No VAT will be charged on the hammer price, but VAT at 17.5% will be added to the buyer's premium which is invoiced on a VAT inclusive basis.
All sold picture lots (lots 300-668) not cleared by 2.00pm on Monday 20 November 2000 will be removed and may be cleared after 9.00am on Tuesday 21 November 2000 from the warehouse of Cadogan Tate Fine Art Removals Limited. (See below.)
Cadogan Tate Ltd., Fine Art Services
Cadogan House, 2 Relay Road,
London W12 7SJ.
Telephone: 44 (0) 20 8735 3700.
Facsimile: 44 (0) 20 8735 3701.

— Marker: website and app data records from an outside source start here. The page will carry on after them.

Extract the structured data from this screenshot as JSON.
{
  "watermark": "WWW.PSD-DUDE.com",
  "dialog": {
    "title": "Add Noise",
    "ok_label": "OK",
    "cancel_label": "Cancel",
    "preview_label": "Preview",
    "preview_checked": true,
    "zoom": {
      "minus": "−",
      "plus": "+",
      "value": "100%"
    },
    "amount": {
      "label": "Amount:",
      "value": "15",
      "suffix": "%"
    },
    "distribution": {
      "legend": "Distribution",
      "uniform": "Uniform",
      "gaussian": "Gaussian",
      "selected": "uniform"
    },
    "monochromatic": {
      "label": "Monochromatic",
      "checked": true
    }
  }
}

An initial transfer and administration charge of £3.20 and a storage charge of £1.60 per lot per day will be payable to Cadogan Tate. These charges are subject to VAT and an insurance surcharge. (Exceptionally large pictures will be subject to a surcharge.)
The Battle of the Dogger Bank, 5th August 1781

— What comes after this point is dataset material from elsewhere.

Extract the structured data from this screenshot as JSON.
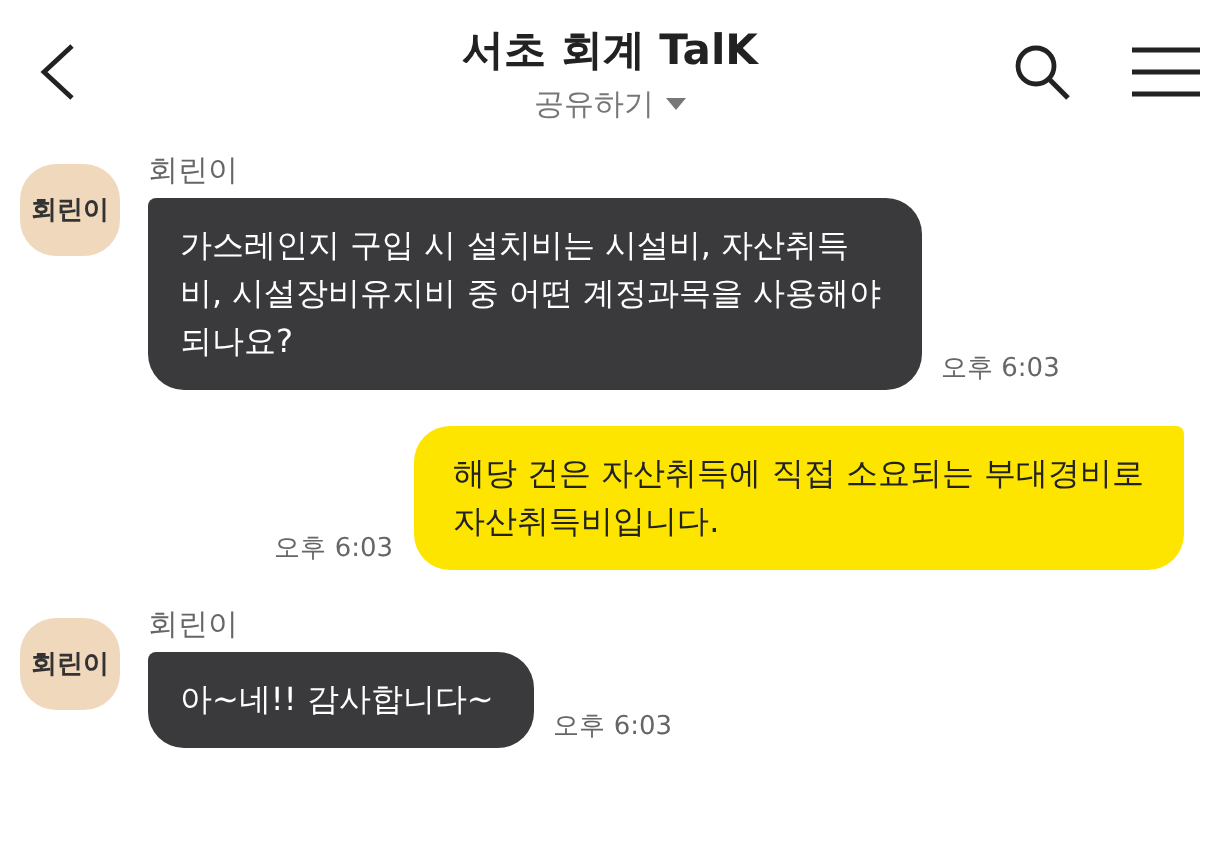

In October 1777, two years after the outbreak of the American War of Independence, the new United States' army gained its first notable success against British forces at Saratoga. In the wake of this humiliation, the major European powers, led by France, decided to ally themselves to the infant American republic in the hope of making territorial gains at England's expense and, following France's lead in 1778, most of Britain's neighbours had joined the alliance against her by 1781. One of the nations most anxious to regain some of its former maritime supremacy was the Netherlands and nine months after they entered the fray, opposing Dutch and English squadrons met in their only encounter of the War.

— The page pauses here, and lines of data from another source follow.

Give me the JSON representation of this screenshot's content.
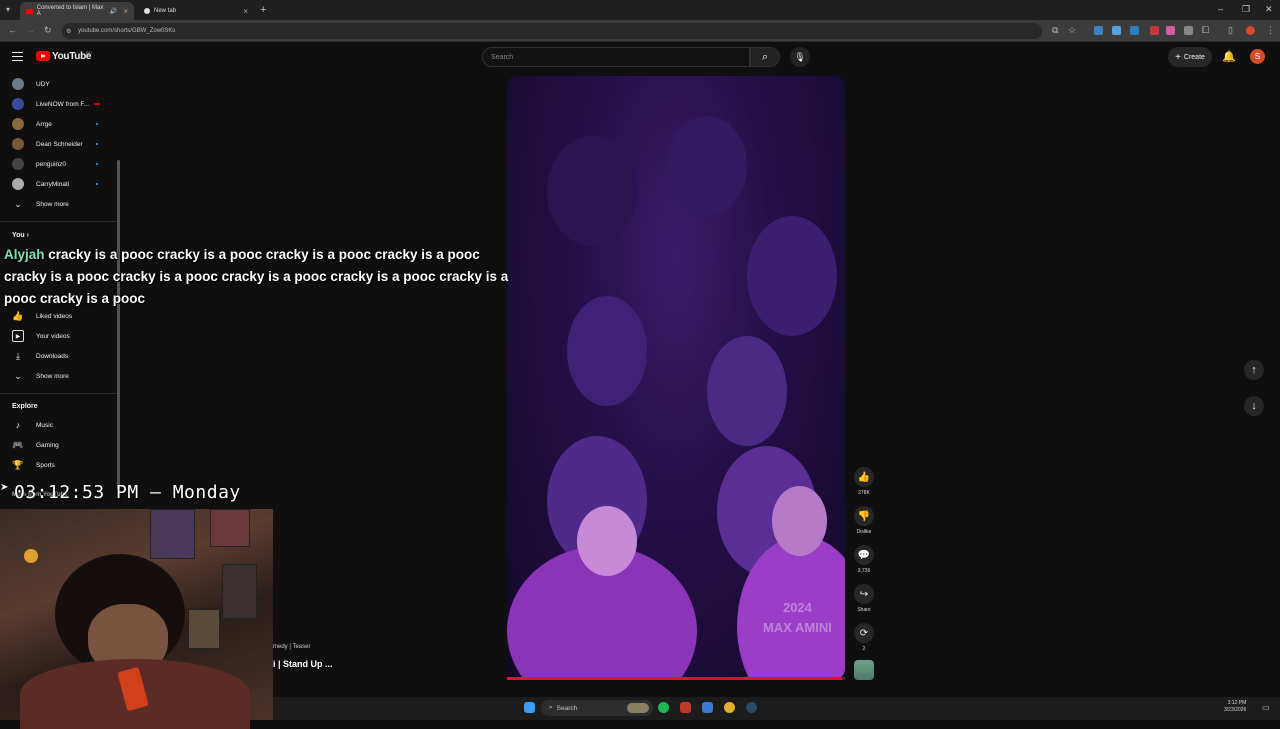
{
  "browser": {
    "tabs": [
      {
        "title": "Converted to Islam | Max A",
        "active": true
      },
      {
        "title": "New tab",
        "active": false
      }
    ],
    "url": "youtube.com/shorts/GBW_Zow0SKs"
  },
  "header": {
    "logo_text": "YouTube",
    "logo_sup": "SO",
    "search_placeholder": "Search",
    "create_label": "Create",
    "avatar_letter": "S"
  },
  "sidebar": {
    "subscriptions": [
      {
        "label": "UDY",
        "live": false,
        "dot": false
      },
      {
        "label": "LiveNOW from F...",
        "live": true,
        "dot": false
      },
      {
        "label": "Arrge",
        "live": false,
        "dot": true
      },
      {
        "label": "Dean Schneider",
        "live": false,
        "dot": true
      },
      {
        "label": "penguinz0",
        "live": false,
        "dot": true
      },
      {
        "label": "CarryMinati",
        "live": false,
        "dot": true
      }
    ],
    "show_more_1": "Show more",
    "you_heading": "You",
    "you_items": [
      {
        "label": "Liked videos",
        "icon": "thumb-up"
      },
      {
        "label": "Your videos",
        "icon": "play"
      },
      {
        "label": "Downloads",
        "icon": "download"
      }
    ],
    "show_more_2": "Show more",
    "explore_heading": "Explore",
    "explore_items": [
      {
        "label": "Music",
        "icon": "music"
      },
      {
        "label": "Gaming",
        "icon": "gaming"
      },
      {
        "label": "Sports",
        "icon": "trophy"
      }
    ],
    "more_heading": "More from YouTube"
  },
  "overlay": {
    "chat_user": "Alyjah",
    "chat_text": " cracky is a pooc cracky is a pooc cracky is a pooc cracky is a pooc cracky is a pooc cracky is a pooc cracky is a pooc cracky is a pooc cracky is a pooc cracky is a pooc",
    "clock": "03:12:53 PM — Monday",
    "teaser_line1": "medy | Teaser",
    "teaser_line2": "i | Stand Up ..."
  },
  "video": {
    "watermark_year": "2024",
    "watermark_name": "MAX AMINI",
    "progress": 0.99
  },
  "actions": {
    "likes": "278K",
    "dislike": "Dislike",
    "comments": "3,736",
    "share": "Share",
    "remix": "2"
  },
  "taskbar": {
    "search": "Search",
    "time": "3:12 PM",
    "date": "3/23/2026"
  },
  "colors": {
    "youtube_red": "#ff0000",
    "avatar": "#d84b2a",
    "chat_user": "#7fe3b0",
    "progress": "#ff0033"
  }
}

Neither squadron was intended to be a battle fleet; rather, both were escorting home valuable Baltic convoys when, totally unexpectedly, each sighted the other off the North Sea's Dogger Bank at daybreak on 5th August 1781. Unusually in any naval engagements, the opponents were of identical strength, with each squadron consisting of seven ships-of-the-line supported by - for the Royal Navy - four frigates and one armed cutter and - for the Dutch - five frigates as well as, coincidentally, a single armed cutter. The English commander, Vice-Admiral Hyde Parker, ordered his convoy to set course for England and then manoeuvred his fleet before signalling for close action at about 8.00a.m. The British line bore down on the Dutch, under Rear-Admiral Zoutmann, and once joined, the battle raged for three-and-a-half hours, becoming increasingly desperate as neither side was able to gain the upper hand. Eventually exhausting themselves, the two squadrons drew apart without a decisive conclusion, the Dutch convoy having saved itself by running for shelter into the Texel estuary halfway through the battle. Had Hyde Parker's ships been fully manned and in better repair he would probably have won the day; as it was, the Royal Navy's best vessels were elsewhere, mostly in the West Indies, and there was also a critical shortage of trained seamen due to the extended nature of the War. Nevertheless, despite very high casualties on both sides, Parker at least succeeded in persuading the Dutch not to venture out of port again which, in itself, helped the Royal Navy in its efforts to defeat other enemy fleets across the globe.